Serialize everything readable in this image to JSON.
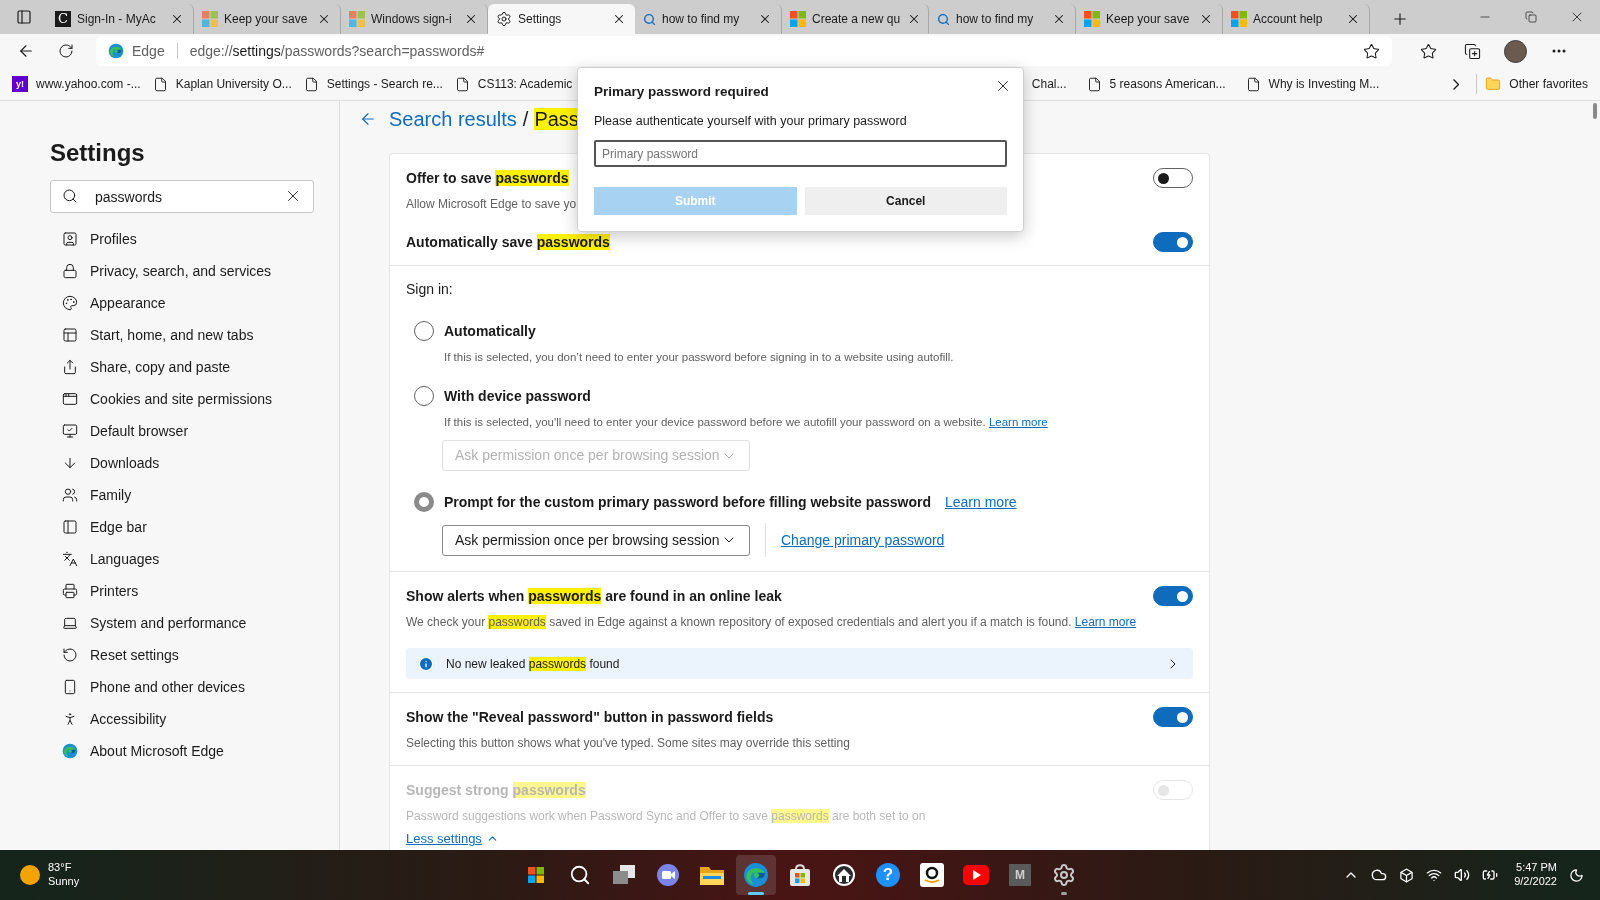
{
  "tabs": [
    {
      "kind": "letter",
      "glyph": "C",
      "title": "Sign-In - MyAc",
      "selected": false
    },
    {
      "kind": "faded-logo",
      "title": "Keep your save",
      "selected": false
    },
    {
      "kind": "faded-logo",
      "title": "Windows sign-i",
      "selected": false
    },
    {
      "kind": "settings",
      "title": "Settings",
      "selected": true
    },
    {
      "kind": "search",
      "title": "how to find my",
      "selected": false
    },
    {
      "kind": "logo",
      "title": "Create a new qu",
      "selected": false
    },
    {
      "kind": "search",
      "title": "how to find my",
      "selected": false
    },
    {
      "kind": "logo",
      "title": "Keep your save",
      "selected": false
    },
    {
      "kind": "logo",
      "title": "Account help",
      "selected": false
    }
  ],
  "address_bar": {
    "site_label": "Edge",
    "url": {
      "scheme": "edge://",
      "host": "settings",
      "path": "/passwords?search=passwords#"
    }
  },
  "bookmarks": {
    "left": [
      {
        "kind": "letter",
        "glyph": "y!",
        "title": "www.yahoo.com -..."
      },
      {
        "kind": "page",
        "title": "Kaplan University O..."
      },
      {
        "kind": "page",
        "title": "Settings - Search re..."
      },
      {
        "kind": "page",
        "title": "CS113: Academic"
      }
    ],
    "right": [
      {
        "kind": "plain",
        "title": "Chal..."
      },
      {
        "kind": "page",
        "title": "5 reasons American..."
      },
      {
        "kind": "page",
        "title": "Why is Investing M..."
      }
    ],
    "other": "Other favorites"
  },
  "sidebar": {
    "title": "Settings",
    "search": {
      "value": "passwords"
    },
    "items": [
      {
        "label": "Profiles",
        "selected": false
      },
      {
        "label": "Privacy, search, and services",
        "selected": false
      },
      {
        "label": "Appearance",
        "selected": false
      },
      {
        "label": "Start, home, and new tabs",
        "selected": false
      },
      {
        "label": "Share, copy and paste",
        "selected": false
      },
      {
        "label": "Cookies and site permissions",
        "selected": false
      },
      {
        "label": "Default browser",
        "selected": false
      },
      {
        "label": "Downloads",
        "selected": false
      },
      {
        "label": "Family",
        "selected": false
      },
      {
        "label": "Edge bar",
        "selected": false
      },
      {
        "label": "Languages",
        "selected": false
      },
      {
        "label": "Printers",
        "selected": false
      },
      {
        "label": "System and performance",
        "selected": false
      },
      {
        "label": "Reset settings",
        "selected": false
      },
      {
        "label": "Phone and other devices",
        "selected": false
      },
      {
        "label": "Accessibility",
        "selected": false
      },
      {
        "label": "About Microsoft Edge",
        "selected": false
      }
    ]
  },
  "breadcrumb": {
    "link": "Search results",
    "separator": "/",
    "current": [
      {
        "text": "Pass",
        "highlight": true
      }
    ]
  },
  "sections": [
    {
      "items": [
        {
          "kind": "toggle",
          "disabled": false,
          "on": false,
          "title": [
            {
              "text": "Offer to save ",
              "highlight": false
            },
            {
              "text": "passwords",
              "highlight": true
            }
          ],
          "description": [
            {
              "text": "Allow Microsoft Edge to save yo",
              "highlight": false
            }
          ]
        },
        {
          "kind": "toggle",
          "disabled": false,
          "on": true,
          "title": [
            {
              "text": "Automatically save ",
              "highlight": false
            },
            {
              "text": "passwords",
              "highlight": true
            }
          ]
        }
      ]
    },
    {
      "items": [
        {
          "kind": "signin",
          "heading": "Sign in:",
          "options": [
            {
              "label": "Automatically",
              "selected": false,
              "description": "If this is selected, you don’t need to enter your password before signing in to a website using autofill."
            },
            {
              "label": "With device password",
              "selected": false,
              "description": "If this is selected, you'll need to enter your device password before we autofill your password on a website.",
              "link": "Learn more",
              "dropdown": {
                "value": "Ask permission once per browsing session",
                "disabled": true
              }
            },
            {
              "label": "Prompt for the custom primary password before filling website password",
              "selected": true,
              "link": "Learn more",
              "dropdown": {
                "value": "Ask permission once per browsing session",
                "disabled": false
              },
              "side_link": "Change primary password"
            }
          ]
        }
      ]
    },
    {
      "items": [
        {
          "kind": "toggle",
          "disabled": false,
          "on": true,
          "title": [
            {
              "text": "Show alerts when ",
              "highlight": false
            },
            {
              "text": "passwords",
              "highlight": true
            },
            {
              "text": " are found in an online leak",
              "highlight": false
            }
          ],
          "description": [
            {
              "text": "We check your ",
              "highlight": false
            },
            {
              "text": "passwords",
              "highlight": true
            },
            {
              "text": " saved in Edge against a known repository of exposed credentials and alert you if a match is found. ",
              "highlight": false
            }
          ],
          "link": "Learn more",
          "banner": [
            {
              "text": "No new leaked ",
              "highlight": false
            },
            {
              "text": "passwords",
              "highlight": true
            },
            {
              "text": " found",
              "highlight": false
            }
          ]
        }
      ]
    },
    {
      "items": [
        {
          "kind": "toggle",
          "disabled": false,
          "on": true,
          "title": [
            {
              "text": "Show the \"Reveal password\" button in password fields",
              "highlight": false
            }
          ],
          "description": [
            {
              "text": "Selecting this button shows what you've typed. Some sites may override this setting",
              "highlight": false
            }
          ]
        }
      ]
    },
    {
      "items": [
        {
          "kind": "toggle",
          "disabled": true,
          "on": false,
          "title": [
            {
              "text": "Suggest strong ",
              "highlight": false
            },
            {
              "text": "passwords",
              "highlight": true
            }
          ],
          "description": [
            {
              "text": "Password suggestions work when Password Sync and Offer to save ",
              "highlight": false
            },
            {
              "text": "passwords",
              "highlight": true
            },
            {
              "text": " are both set to on",
              "highlight": false
            }
          ]
        },
        {
          "kind": "link",
          "label": "Less settings"
        }
      ]
    }
  ],
  "dialog": {
    "title": "Primary password required",
    "message": "Please authenticate yourself with your primary password",
    "field": {
      "placeholder": "Primary password"
    },
    "buttons": [
      {
        "label": "Submit",
        "kind": "primary",
        "disabled": true
      },
      {
        "label": "Cancel",
        "kind": "secondary",
        "disabled": false
      }
    ]
  },
  "taskbar": {
    "weather": {
      "temperature": "83°F",
      "condition": "Sunny"
    },
    "apps": [
      {
        "kind": "start",
        "open": false,
        "focused": false
      },
      {
        "kind": "search",
        "open": false,
        "focused": false
      },
      {
        "kind": "taskview",
        "open": false,
        "focused": false
      },
      {
        "kind": "chat",
        "open": false,
        "focused": false
      },
      {
        "kind": "explorer",
        "open": false,
        "focused": false
      },
      {
        "kind": "edge",
        "open": true,
        "focused": true
      },
      {
        "kind": "store",
        "open": false,
        "focused": false
      },
      {
        "kind": "house",
        "open": false,
        "focused": false
      },
      {
        "kind": "help",
        "glyph": "?",
        "open": false,
        "focused": false
      },
      {
        "kind": "amazon",
        "open": false,
        "focused": false
      },
      {
        "kind": "youtube",
        "open": false,
        "focused": false
      },
      {
        "kind": "mono",
        "glyph": "M",
        "open": false,
        "focused": false
      },
      {
        "kind": "settings",
        "open": true,
        "focused": false
      }
    ],
    "time": "5:47 PM",
    "date": "9/2/2022"
  }
}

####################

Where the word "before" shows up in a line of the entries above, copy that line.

#### Written solution
              "description": "If this is selected, you don’t need to enter your password before signing in to a website using autofill."
              "description": "If this is selected, you'll need to enter your device password before we autofill your password on a website.",
              "label": "Prompt for the custom primary password before filling website password",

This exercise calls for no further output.